The MYEFO stated the government would change this, to allow pension exemptions to continue until the deceased member’s benefits have been paid out of the fund.
Separately, the government introduced a range of changes that will impact many Eureka Report members.
The key changes are:
The private health insurance rebate will be cut by $1.1 billion over the forward estimates, as the government only pay the rebate on premium rises in line with inflation from April 2014.
This is expected to save $700 million over three years, and the changes could cost an individual with average hospital cover around $13 a year while families could be $26 worse off.
Rebates of up to 30% on penalty loadings paid because people didn’t take out private cover when they turned 30 will also be cut, from July 1, 2013, saving a projected $390 million.
The baby bonus for second and subsequent children will be reduced to $3,000 for $5,000 from July 1, 2013.
That’s bad news for young families, but the move will save $461 million, including $169 million in the 2013-14 financial year, and follows a cut to the baby bonus from $5,400 roughly this time last year.
Fringe benefits tax
Robert Gottliebsen explains: Changes to tax arrangements for corporate Australia will affect the ability of companies to invest in their enterprises and create employment.
One of the most common ways to reward executives is to allow them to salary sacrifice and receive products or services that the company provides.
From today, the government will remove the concessional fringe benefits tax arrangement (FBT) if they are accessed by way of salary sacrifice. From April 1, 2014, it will cover all the prior arrangements.
Apart from corporate products and services, this will also affect salary sacrifices to use corporate boxes at sporting events.
Finally, the government has hit the industry and retail superannuation fund managers.
From December 31, 2012, the threshold for transfer of “uncontactable” accounts will be raised from $200 to $2,000, and the period of inactivity will be reduced from five years to one. This is expected to provide more than half a billion dollars in revenue.

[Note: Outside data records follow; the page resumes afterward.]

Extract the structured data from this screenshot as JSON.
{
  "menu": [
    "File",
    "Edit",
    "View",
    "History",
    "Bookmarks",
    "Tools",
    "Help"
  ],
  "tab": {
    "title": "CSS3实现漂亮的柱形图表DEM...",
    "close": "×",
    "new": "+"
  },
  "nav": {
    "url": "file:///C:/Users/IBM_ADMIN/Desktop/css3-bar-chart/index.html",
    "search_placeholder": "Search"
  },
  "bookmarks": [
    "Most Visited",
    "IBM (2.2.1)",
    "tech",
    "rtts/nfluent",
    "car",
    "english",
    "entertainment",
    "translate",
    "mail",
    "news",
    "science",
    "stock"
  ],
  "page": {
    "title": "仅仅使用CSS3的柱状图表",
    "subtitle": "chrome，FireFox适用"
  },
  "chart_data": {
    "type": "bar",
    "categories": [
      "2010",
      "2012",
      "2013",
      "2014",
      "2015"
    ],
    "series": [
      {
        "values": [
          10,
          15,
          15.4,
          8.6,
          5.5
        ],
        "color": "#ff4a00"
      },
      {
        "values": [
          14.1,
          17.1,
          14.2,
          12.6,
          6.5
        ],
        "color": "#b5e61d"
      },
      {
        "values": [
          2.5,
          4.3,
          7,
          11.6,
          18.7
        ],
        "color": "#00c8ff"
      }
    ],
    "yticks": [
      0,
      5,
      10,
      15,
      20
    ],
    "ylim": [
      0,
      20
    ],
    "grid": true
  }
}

That means revenue from the management of dormant or lost funds is to be transferred to the government. This not only provides a temporary boost to the budget, but intensifies the squeeze on the big retail providers as they’re caught between self-managed funds and the industry fund movement.